In recent years, as public radio hosts, anchors and correspondents have become increasingly diverse in their races, national origins, ethnicities and acknowledged sexual orientations, the battle over public broadcasting’s funding can be seen as a proxy war over a larger struggle over the dominant values of our nation. Tony Snow, the late talk radio host and George W. Bush’s press secretary, has been quoted as saying that in order to get a job at NPR you had to have a name “that looks like it was made up by Rudyard Kipling.” At the same time, the constraints imposed on these voices by narrow race- and class-bound notions of what a public radio voice ought to sound like represent some urgently unfinished business, as Chenjerai Kumanyika has pointed out. And as the recent spasm of criticism directed at “vocal fry” in public radio voices indicates, the hostility to women speaking in public is not yet a thing of the past. Failure to attend to these challenges may limit the scope of the public’s mobilization in support of public radio’s continued existence.
Even so, public radio’s many accents and dialects represent hard-fought battles that seem to be under attack with a bracingly renewed sense of vigor. This presents a complicated set of challenges to the people responsible for public radio’s sound and content, the first of which may be questioning the limits of the metaphorical relationship between literal voices and the social-justice histories that they seem to embody. Are public radio’s diverse voices components of a robust public sphere or merely sound effects for one? Public radio’s founders and its most ardent critics have at different moments accepted an easy equivalence between the demographic diversity of its voices and the progressive impulses of its journalism. And with the revanchist white nationalism and toxic masculinity of the moment, we are reminded of the historical struggles required for diverse voices to reach the airwaves and the precarious nature of those victories. But active constructive participation going forward may require not just new voices but new words, as well.
Jason Loviglio is associate professor and founding chair of Media and Communication Studies at the University of Maryland, Baltimore County. He is author of Radio’s Intimate Public: Network Broadcasting and Mass-Mediated Democracy and co-editor, with Michele Hilmes, of Radio Reader: Essays in the Cultural History of Radio and Radio’s New Wave: Global Sound in the Digital Era. His work on the “public radio structure of feeling” has appeared in journal articles and is the focus of a book project in progress.

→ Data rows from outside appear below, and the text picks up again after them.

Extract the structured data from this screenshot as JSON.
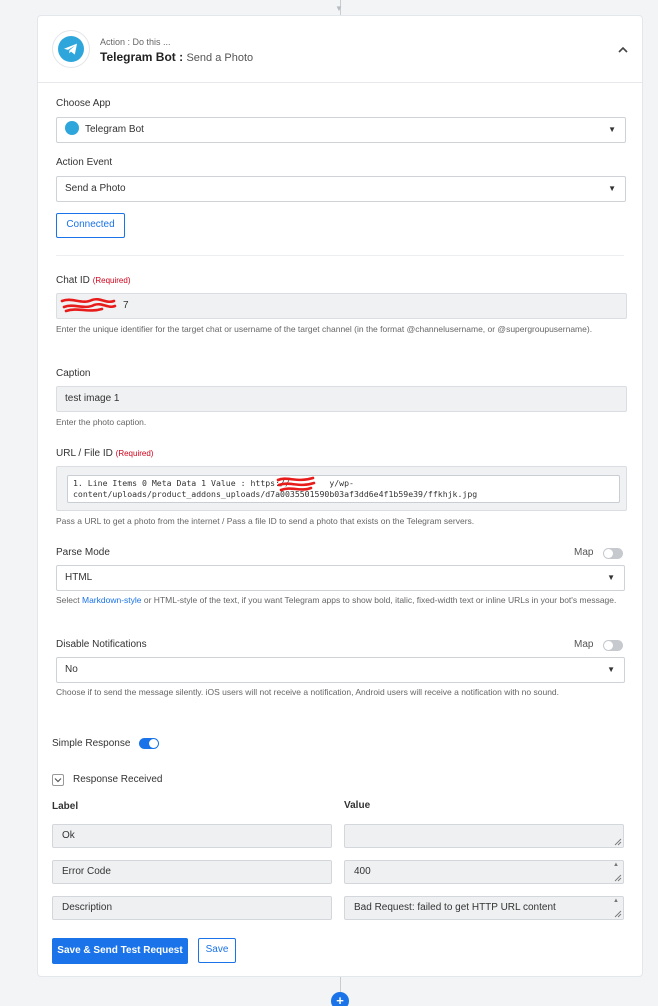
{
  "header": {
    "subtitle": "Action : Do this ...",
    "app_name": "Telegram Bot :",
    "action_name": "Send a Photo"
  },
  "choose_app": {
    "label": "Choose App",
    "value": "Telegram Bot"
  },
  "action_event": {
    "label": "Action Event",
    "value": "Send a Photo"
  },
  "connected_label": "Connected",
  "chat_id": {
    "label": "Chat ID",
    "required": "(Required)",
    "value": "7",
    "help": "Enter the unique identifier for the target chat or username of the target channel (in the format @channelusername, or @supergroupusername)."
  },
  "caption": {
    "label": "Caption",
    "value": "test image 1",
    "help": "Enter the photo caption."
  },
  "url_file": {
    "label": "URL / File ID",
    "required": "(Required)",
    "value_line1": "1. Line Items 0 Meta Data 1 Value : https://        y/wp-",
    "value_line2": "content/uploads/product_addons_uploads/d7a0035501590b03af3dd6e4f1b59e39/ffkhjk.jpg",
    "help": "Pass a URL to get a photo from the internet / Pass a file ID to send a photo that exists on the Telegram servers."
  },
  "parse_mode": {
    "label": "Parse Mode",
    "map_label": "Map",
    "value": "HTML",
    "help_prefix": "Select ",
    "help_link": "Markdown-style",
    "help_suffix": " or HTML-style of the text, if you want Telegram apps to show bold, italic, fixed-width text or inline URLs in your bot's message."
  },
  "disable_notifications": {
    "label": "Disable Notifications",
    "map_label": "Map",
    "value": "No",
    "help": "Choose if to send the message silently. iOS users will not receive a notification, Android users will receive a notification with no sound."
  },
  "simple_response": {
    "label": "Simple Response"
  },
  "response_received": {
    "label": "Response Received",
    "col_label": "Label",
    "col_value": "Value",
    "rows": [
      {
        "label": "Ok",
        "value": ""
      },
      {
        "label": "Error Code",
        "value": "400"
      },
      {
        "label": "Description",
        "value": "Bad Request: failed to get HTTP URL content"
      }
    ]
  },
  "buttons": {
    "save_send": "Save & Send Test Request",
    "save": "Save"
  },
  "add_step": "+",
  "colors": {
    "accent": "#1a73e8",
    "telegram": "#2ea6db",
    "required": "#d0021b"
  }
}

This commentary appears as part of Rewind: The Roots of Public Media, Current’s series of historical essays about public media. The series is created in partnership with the RPTF, an initiative of the Library of Congress. Josh Shepperd, assistant professor of media studies at Catholic University in Washington, D.C., and national research director of the Radio Preservation Task Force, is Faculty Curator of the Rewind series. Email: email@example.com

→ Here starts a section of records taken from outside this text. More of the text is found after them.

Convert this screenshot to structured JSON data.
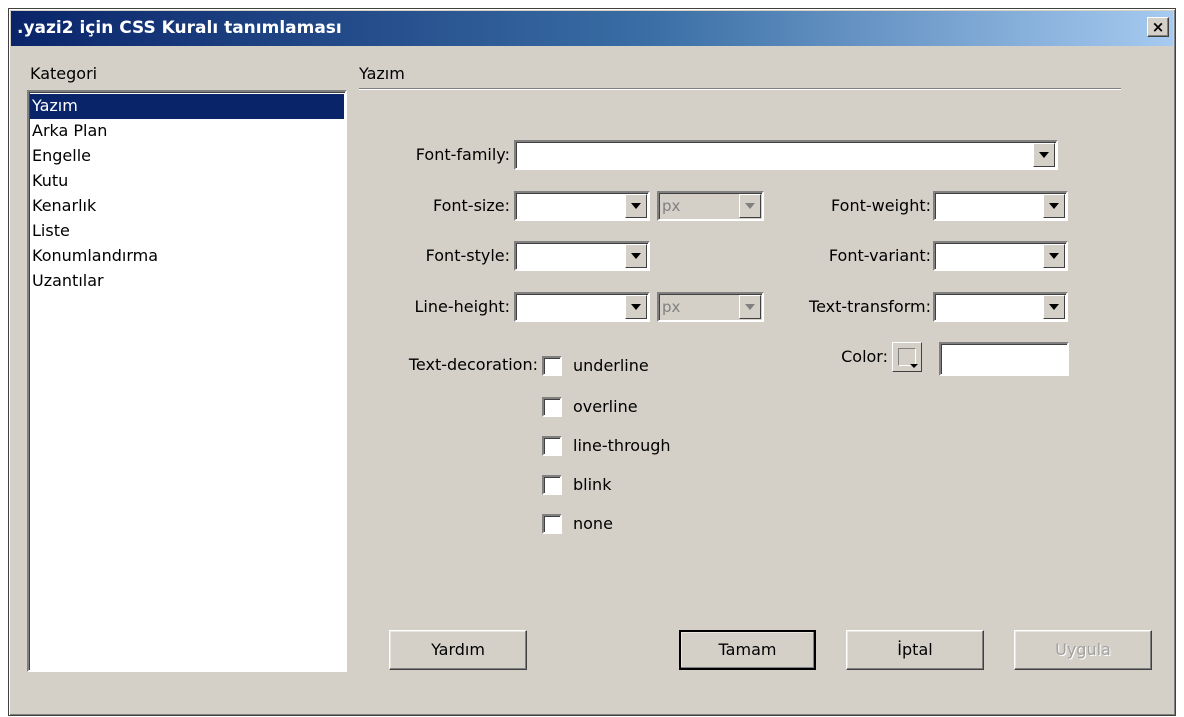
{
  "window": {
    "title": ".yazi2 için CSS Kuralı tanımlaması",
    "close_label": "×"
  },
  "category": {
    "label": "Kategori",
    "items": [
      "Yazım",
      "Arka Plan",
      "Engelle",
      "Kutu",
      "Kenarlık",
      "Liste",
      "Konumlandırma",
      "Uzantılar"
    ],
    "selected": "Yazım"
  },
  "section": {
    "title": "Yazım"
  },
  "fields": {
    "font_family": {
      "label": "Font-family:",
      "value": ""
    },
    "font_size": {
      "label": "Font-size:",
      "value": "",
      "unit": "px"
    },
    "font_weight": {
      "label": "Font-weight:",
      "value": ""
    },
    "font_style": {
      "label": "Font-style:",
      "value": ""
    },
    "font_variant": {
      "label": "Font-variant:",
      "value": ""
    },
    "line_height": {
      "label": "Line-height:",
      "value": "",
      "unit": "px"
    },
    "text_transform": {
      "label": "Text-transform:",
      "value": ""
    },
    "color": {
      "label": "Color:",
      "value": ""
    },
    "text_decoration": {
      "label": "Text-decoration:",
      "options": [
        "underline",
        "overline",
        "line-through",
        "blink",
        "none"
      ]
    }
  },
  "buttons": {
    "help": "Yardım",
    "ok": "Tamam",
    "cancel": "İptal",
    "apply": "Uygula"
  }
}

Correction: An earlier version of this essay mistakenly said that Susan Stamberg was the first host of All Things Considered. She became a co-host of the show after it had two solo hosts.